References in periodicals archive ?
Thus, our starting point is to conduct a study on the tourism industry, more specifically on the tourist accommodation segment, given the importance of the tourism industry in current economies (according the World Tourism Organization-WTO, the contribution of tourism to the world economic activity was estimated as being around 5% in 2011, its contribution to the employment is estimated as being between 6% and 7% of the total number of jobs in the entire world, both direct and indirect jobs), an industry in which the quality cannot be managed as in the manufacturing industry (CAMISON; CRUZ; GONZALEZ, 2007), due to the special features of services in view of the products; intangibility, inseparability of production from consumption, labor intensity, heterogeneity, caducity, etc.
Caducity of idea about wave function collapse as well new views on Schrodinger's cat and quantum measurements.
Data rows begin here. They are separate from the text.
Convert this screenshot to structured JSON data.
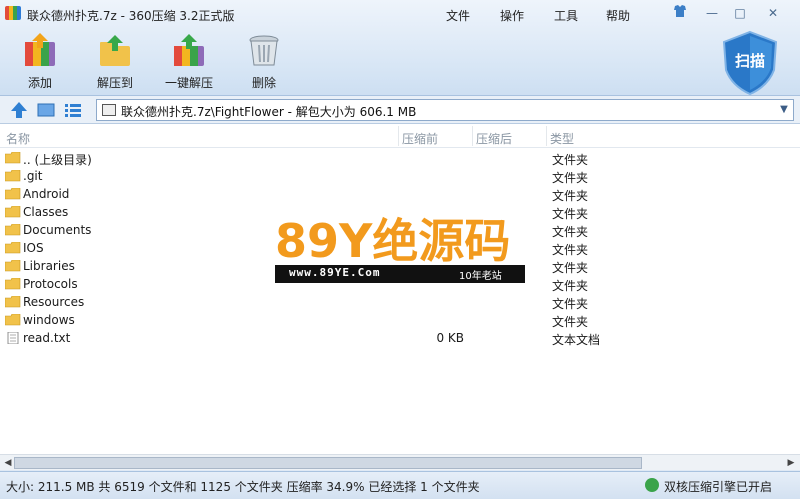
{
  "window": {
    "title": "联众德州扑克.7z - 360压缩 3.2正式版",
    "menu": [
      "文件",
      "操作",
      "工具",
      "帮助"
    ],
    "controls": {
      "minimize": "—",
      "maximize": "□",
      "close": "✕"
    }
  },
  "toolbar": {
    "buttons": [
      "添加",
      "解压到",
      "一键解压",
      "删除"
    ],
    "scan_label": "扫描"
  },
  "address": {
    "path": "联众德州扑克.7z\\FightFlower - 解包大小为 606.1 MB"
  },
  "columns": [
    "名称",
    "压缩前",
    "压缩后",
    "类型"
  ],
  "files": [
    {
      "name": ".. (上级目录)",
      "size": "",
      "type": "文件夹",
      "icon": "folder-icon"
    },
    {
      "name": ".git",
      "size": "",
      "type": "文件夹",
      "icon": "folder-icon"
    },
    {
      "name": "Android",
      "size": "",
      "type": "文件夹",
      "icon": "folder-icon"
    },
    {
      "name": "Classes",
      "size": "",
      "type": "文件夹",
      "icon": "folder-icon"
    },
    {
      "name": "Documents",
      "size": "",
      "type": "文件夹",
      "icon": "folder-icon"
    },
    {
      "name": "IOS",
      "size": "",
      "type": "文件夹",
      "icon": "folder-icon"
    },
    {
      "name": "Libraries",
      "size": "",
      "type": "文件夹",
      "icon": "folder-icon"
    },
    {
      "name": "Protocols",
      "size": "",
      "type": "文件夹",
      "icon": "folder-icon"
    },
    {
      "name": "Resources",
      "size": "",
      "type": "文件夹",
      "icon": "folder-icon"
    },
    {
      "name": "windows",
      "size": "",
      "type": "文件夹",
      "icon": "folder-icon"
    },
    {
      "name": "read.txt",
      "size": "0 KB",
      "type": "文本文档",
      "icon": "text-file-icon"
    }
  ],
  "watermark": {
    "logo_text": "89Y绝源码",
    "url": "www.89YE.Com",
    "slogan": "10年老站"
  },
  "status": {
    "summary": "大小: 211.5 MB 共 6519 个文件和 1125 个文件夹 压缩率 34.9% 已经选择 1 个文件夹",
    "engine": "双核压缩引擎已开启"
  },
  "colors": {
    "accent": "#2f7fd2",
    "folder": "#f1c24a",
    "scan_shield": "#2a78c8"
  }
}
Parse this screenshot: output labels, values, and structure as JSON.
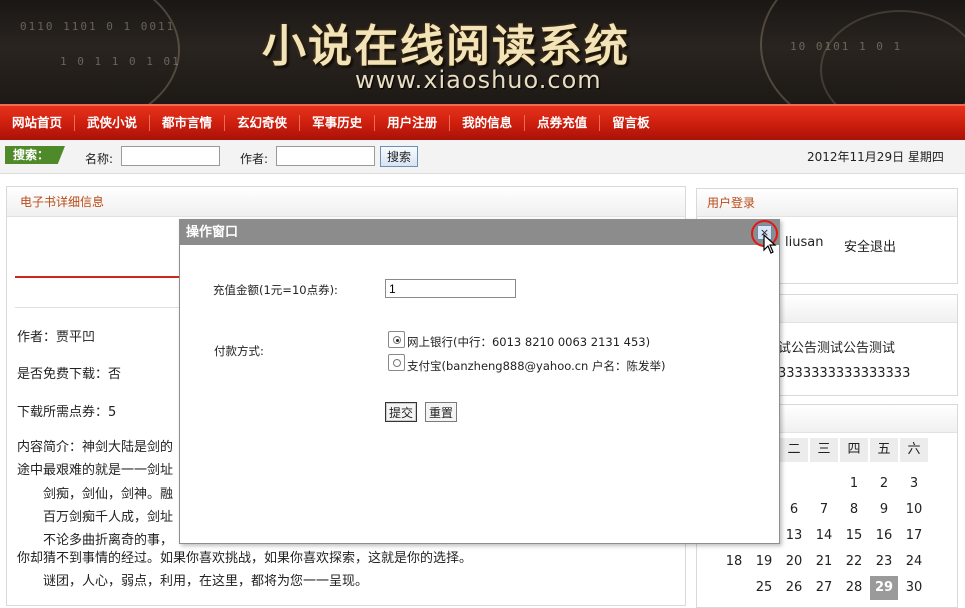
{
  "banner": {
    "title": "小说在线阅读系统",
    "url": "www.xiaoshuo.com"
  },
  "nav": {
    "items": [
      "网站首页",
      "武侠小说",
      "都市言情",
      "玄幻奇侠",
      "军事历史",
      "用户注册",
      "我的信息",
      "点券充值",
      "留言板"
    ]
  },
  "search": {
    "tag": "搜索：",
    "name_label": "名称:",
    "name_value": "",
    "author_label": "作者:",
    "author_value": "",
    "button": "搜索",
    "date": "2012年11月29日  星期四"
  },
  "main": {
    "heading": "电子书详细信息",
    "author": "作者：贾平凹",
    "free_download": "是否免费下载：否",
    "coupons_needed": "下载所需点券：5",
    "summary_lines": [
      "内容简介：神剑大陆是剑的",
      "途中最艰难的就是一一剑址",
      "剑痴，剑仙，剑神。融",
      "百万剑痴千人成，剑址",
      "不论多曲折离奇的事，",
      "你却猜不到事情的经过。如果你喜欢挑战，如果你喜欢探索，这就是你的选择。",
      "谜团，人心，弱点，利用，在这里，都将为您一一呈现。"
    ]
  },
  "sidebar": {
    "login_heading": "用户登录",
    "username": "liusan",
    "logout": "安全退出",
    "notice_line1": "试公告测试公告测试",
    "notice_line2": "3333333333333333",
    "calendar": {
      "weekdays": [
        "二",
        "三",
        "四",
        "五",
        "六"
      ],
      "rows": [
        [
          "",
          "",
          "1",
          "2",
          "3"
        ],
        [
          "6",
          "7",
          "8",
          "9",
          "10"
        ],
        [
          "13",
          "14",
          "15",
          "16",
          "17"
        ],
        [
          "19",
          "20",
          "21",
          "22",
          "23",
          "24"
        ],
        [
          "25",
          "26",
          "27",
          "28",
          "29",
          "30"
        ]
      ],
      "row4_lead": "18",
      "today": "29"
    }
  },
  "modal": {
    "title": "操作窗口",
    "close": "×",
    "amount_label": "充值金额(1元=10点券):",
    "amount_value": "1",
    "payment_label": "付款方式:",
    "option_bank": "网上银行(中行：6013 8210 0063 2131 453)",
    "option_alipay": "支付宝(banzheng888@yahoo.cn 户名：陈发举)",
    "submit": "提交",
    "reset": "重置"
  },
  "colors": {
    "nav_red": "#c81c0c",
    "panel_heading": "#b94a16",
    "search_tag_green": "#4f8a2a",
    "modal_header": "#8c8c8c",
    "today_bg": "#9a9a9a"
  }
}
Meanwhile, red the veins and rims of his eyes, he would keep the flat tidy, the mantelpiece loyal, despite the ineluctable caducity of existence.